Special Jury Award/New Horizons Competition- On screen, the experience of love too often comes across as loud, splashy, overly dramatic. But with his second feature film—following up his lauded Street Days (2010), one of several recent heralds that Georgia is experiencing a cinema renaissance—Levan Koguashvili treats the emotion as the quiet, conflicted, misunderstood thing that it is. His hero of sorts is Sandro (Kakhi Kavsadze), a 40-year-old schoolteacher whom life is slowly passing by. This is killing his kvetching parents, of course. Momma wants some grandbabies before she dies, and dad wants to see him get out of the house and find a purpose, start being the kind of stand-up guy Georgia is known for. Awkward Internet-arranged blind dates notwithstanding, Sandro’s best hope for love comes when he meets Manana, a beautiful mother to a teenage daughter and wife to temperamental jailbird Tengo. Sandro seems determined not to let Tengo’s release from prison spoil his shot with Manana, but when the two men cross paths Sandro’s life starts heading in a very different direction.

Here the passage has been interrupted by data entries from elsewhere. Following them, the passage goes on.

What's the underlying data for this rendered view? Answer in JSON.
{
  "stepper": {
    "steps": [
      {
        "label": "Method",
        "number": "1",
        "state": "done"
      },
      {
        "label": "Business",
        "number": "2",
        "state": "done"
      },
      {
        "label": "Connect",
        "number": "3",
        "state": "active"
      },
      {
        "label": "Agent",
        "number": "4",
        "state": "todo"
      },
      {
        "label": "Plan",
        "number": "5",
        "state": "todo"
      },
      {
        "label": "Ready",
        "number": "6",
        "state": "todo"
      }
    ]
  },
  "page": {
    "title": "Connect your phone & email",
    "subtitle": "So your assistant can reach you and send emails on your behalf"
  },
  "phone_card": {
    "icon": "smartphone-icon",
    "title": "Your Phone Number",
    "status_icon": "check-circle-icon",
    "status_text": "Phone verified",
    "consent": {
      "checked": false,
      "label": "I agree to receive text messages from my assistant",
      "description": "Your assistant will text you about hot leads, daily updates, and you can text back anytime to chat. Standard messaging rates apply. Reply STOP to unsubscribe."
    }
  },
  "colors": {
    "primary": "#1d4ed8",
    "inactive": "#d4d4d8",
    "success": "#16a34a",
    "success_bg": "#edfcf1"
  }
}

Working from a nicely ripened script he cowrote with Latvian writer/director Boris Frumin, Koguashvili trusts that his audience can read between Blind Dates’ (relatively few) lines. More expression is carried in Kavsadze’s brooding eyes and drooped shoulders than on his lips. A perfect complement is Tato Kotetishvili’s unfussy but beautiful cinematography, which perfectly captures all the delicate details in the production design: the sparse arrangement of a cheap hotel room, the courtyards of Tbilisi’s worn-out concrete buildings, a two-table cafe on the wet, rocky shore.